◆ Assignment: Which lines of the data below hold "title"? Copy each of them.

Provided records Start Marker

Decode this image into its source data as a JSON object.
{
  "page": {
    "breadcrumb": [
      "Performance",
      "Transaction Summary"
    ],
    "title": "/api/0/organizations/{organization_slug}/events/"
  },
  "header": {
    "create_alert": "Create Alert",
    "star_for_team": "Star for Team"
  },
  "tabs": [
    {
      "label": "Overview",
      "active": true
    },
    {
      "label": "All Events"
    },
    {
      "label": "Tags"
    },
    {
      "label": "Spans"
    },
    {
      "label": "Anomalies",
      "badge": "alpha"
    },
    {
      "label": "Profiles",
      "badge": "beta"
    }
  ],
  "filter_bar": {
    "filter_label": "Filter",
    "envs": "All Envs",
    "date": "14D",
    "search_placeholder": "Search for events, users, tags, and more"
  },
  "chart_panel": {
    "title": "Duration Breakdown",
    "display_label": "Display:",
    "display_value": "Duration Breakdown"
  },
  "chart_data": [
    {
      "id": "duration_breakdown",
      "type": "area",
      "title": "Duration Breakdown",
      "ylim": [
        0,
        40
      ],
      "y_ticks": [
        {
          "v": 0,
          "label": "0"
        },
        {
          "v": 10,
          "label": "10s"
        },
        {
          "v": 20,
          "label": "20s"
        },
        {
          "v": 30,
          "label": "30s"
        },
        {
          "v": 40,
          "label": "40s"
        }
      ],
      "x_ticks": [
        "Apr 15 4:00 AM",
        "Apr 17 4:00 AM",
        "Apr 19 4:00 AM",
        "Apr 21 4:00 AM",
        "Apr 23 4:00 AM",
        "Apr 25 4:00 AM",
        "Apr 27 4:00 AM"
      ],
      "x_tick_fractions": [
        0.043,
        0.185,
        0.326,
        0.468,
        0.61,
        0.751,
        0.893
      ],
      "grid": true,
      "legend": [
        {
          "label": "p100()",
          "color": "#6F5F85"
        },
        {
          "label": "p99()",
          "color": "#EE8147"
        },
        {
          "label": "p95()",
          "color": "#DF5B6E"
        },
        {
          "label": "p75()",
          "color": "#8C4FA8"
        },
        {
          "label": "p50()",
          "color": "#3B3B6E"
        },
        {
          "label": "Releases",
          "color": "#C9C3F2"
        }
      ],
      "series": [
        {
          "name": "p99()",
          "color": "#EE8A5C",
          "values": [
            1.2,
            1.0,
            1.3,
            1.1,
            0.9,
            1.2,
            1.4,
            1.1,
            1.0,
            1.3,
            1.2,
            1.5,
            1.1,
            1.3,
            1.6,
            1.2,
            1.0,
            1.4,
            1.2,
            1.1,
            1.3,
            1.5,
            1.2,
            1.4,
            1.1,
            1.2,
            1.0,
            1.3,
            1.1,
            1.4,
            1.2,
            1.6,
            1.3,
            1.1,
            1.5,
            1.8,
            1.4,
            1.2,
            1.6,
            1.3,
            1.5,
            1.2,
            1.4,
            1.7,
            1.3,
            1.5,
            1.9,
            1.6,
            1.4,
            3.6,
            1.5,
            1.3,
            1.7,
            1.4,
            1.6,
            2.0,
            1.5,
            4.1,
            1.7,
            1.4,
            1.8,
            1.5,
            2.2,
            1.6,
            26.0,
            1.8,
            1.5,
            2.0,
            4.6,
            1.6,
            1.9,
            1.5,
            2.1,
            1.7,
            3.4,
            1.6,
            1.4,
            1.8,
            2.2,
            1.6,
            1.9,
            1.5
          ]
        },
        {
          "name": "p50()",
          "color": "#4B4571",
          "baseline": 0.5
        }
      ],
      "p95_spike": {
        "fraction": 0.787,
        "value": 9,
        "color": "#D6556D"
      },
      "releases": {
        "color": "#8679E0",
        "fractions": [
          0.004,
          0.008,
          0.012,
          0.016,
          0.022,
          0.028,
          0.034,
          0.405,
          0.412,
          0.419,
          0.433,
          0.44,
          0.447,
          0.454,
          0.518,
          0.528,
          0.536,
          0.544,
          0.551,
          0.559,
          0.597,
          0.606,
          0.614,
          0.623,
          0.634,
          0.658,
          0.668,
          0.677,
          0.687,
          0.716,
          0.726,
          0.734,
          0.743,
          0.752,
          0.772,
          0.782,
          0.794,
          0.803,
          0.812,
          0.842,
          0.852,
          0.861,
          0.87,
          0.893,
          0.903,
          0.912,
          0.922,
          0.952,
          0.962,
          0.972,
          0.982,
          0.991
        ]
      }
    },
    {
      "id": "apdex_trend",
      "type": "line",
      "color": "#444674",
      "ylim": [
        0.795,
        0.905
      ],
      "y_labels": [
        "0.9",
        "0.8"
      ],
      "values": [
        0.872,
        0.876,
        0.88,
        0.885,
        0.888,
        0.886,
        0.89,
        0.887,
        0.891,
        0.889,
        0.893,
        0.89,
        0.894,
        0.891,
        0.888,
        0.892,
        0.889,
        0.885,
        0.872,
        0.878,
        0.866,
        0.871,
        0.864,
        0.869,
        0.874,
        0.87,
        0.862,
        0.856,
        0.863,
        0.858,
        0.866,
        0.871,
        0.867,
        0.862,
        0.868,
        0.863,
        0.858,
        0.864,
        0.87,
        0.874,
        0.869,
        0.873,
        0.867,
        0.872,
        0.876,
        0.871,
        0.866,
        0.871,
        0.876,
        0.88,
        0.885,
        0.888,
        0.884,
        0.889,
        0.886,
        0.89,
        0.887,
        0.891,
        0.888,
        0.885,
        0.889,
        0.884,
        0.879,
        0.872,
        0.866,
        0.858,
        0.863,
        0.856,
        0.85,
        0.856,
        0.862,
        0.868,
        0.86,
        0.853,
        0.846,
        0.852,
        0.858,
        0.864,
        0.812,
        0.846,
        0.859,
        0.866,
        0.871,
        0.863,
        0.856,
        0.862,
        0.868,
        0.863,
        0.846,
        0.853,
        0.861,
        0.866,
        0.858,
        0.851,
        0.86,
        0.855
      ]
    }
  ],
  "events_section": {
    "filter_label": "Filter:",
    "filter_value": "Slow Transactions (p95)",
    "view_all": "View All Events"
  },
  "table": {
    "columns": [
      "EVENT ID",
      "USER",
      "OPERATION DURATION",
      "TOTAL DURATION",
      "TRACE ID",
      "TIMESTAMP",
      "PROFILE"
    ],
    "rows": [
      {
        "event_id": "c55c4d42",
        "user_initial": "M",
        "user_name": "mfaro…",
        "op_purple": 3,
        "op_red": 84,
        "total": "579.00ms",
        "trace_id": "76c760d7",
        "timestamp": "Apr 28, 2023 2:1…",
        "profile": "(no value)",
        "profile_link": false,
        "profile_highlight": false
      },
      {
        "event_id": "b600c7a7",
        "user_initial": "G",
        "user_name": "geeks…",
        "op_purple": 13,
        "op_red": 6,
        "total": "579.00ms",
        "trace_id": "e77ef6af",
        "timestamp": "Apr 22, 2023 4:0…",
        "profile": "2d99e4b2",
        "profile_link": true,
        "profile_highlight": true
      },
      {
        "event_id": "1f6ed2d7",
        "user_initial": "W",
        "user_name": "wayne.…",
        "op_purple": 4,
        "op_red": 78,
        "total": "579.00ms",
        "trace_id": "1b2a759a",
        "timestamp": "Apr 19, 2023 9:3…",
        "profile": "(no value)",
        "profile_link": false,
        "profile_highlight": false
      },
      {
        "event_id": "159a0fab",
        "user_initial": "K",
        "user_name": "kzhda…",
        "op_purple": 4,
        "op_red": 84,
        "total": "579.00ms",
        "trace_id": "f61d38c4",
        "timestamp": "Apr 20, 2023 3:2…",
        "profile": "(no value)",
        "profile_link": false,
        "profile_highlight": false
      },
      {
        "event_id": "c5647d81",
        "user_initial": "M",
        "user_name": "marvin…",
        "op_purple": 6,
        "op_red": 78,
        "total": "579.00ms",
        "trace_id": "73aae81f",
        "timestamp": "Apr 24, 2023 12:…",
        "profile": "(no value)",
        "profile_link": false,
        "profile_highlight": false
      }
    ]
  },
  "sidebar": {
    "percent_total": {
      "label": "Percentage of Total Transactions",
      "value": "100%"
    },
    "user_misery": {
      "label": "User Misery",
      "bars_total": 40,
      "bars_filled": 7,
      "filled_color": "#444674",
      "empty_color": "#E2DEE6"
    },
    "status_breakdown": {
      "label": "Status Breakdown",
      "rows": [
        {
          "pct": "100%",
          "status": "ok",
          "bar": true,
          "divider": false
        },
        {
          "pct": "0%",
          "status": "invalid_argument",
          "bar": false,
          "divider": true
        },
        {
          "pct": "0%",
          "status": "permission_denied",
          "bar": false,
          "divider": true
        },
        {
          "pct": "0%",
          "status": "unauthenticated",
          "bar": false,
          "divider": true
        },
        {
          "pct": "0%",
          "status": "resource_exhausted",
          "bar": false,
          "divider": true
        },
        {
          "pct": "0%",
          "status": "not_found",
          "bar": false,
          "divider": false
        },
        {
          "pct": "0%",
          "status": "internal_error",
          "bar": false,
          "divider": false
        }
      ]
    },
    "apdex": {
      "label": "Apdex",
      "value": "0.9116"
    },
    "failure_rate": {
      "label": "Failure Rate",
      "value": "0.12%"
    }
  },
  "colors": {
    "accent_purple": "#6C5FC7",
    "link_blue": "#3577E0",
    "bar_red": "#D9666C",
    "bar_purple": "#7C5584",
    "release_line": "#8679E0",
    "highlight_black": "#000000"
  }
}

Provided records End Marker

◆ Result:
    "title": "/api/0/organizations/{organization_slug}/events/"
    "title": "Duration Breakdown",
      "title": "Duration Breakdown",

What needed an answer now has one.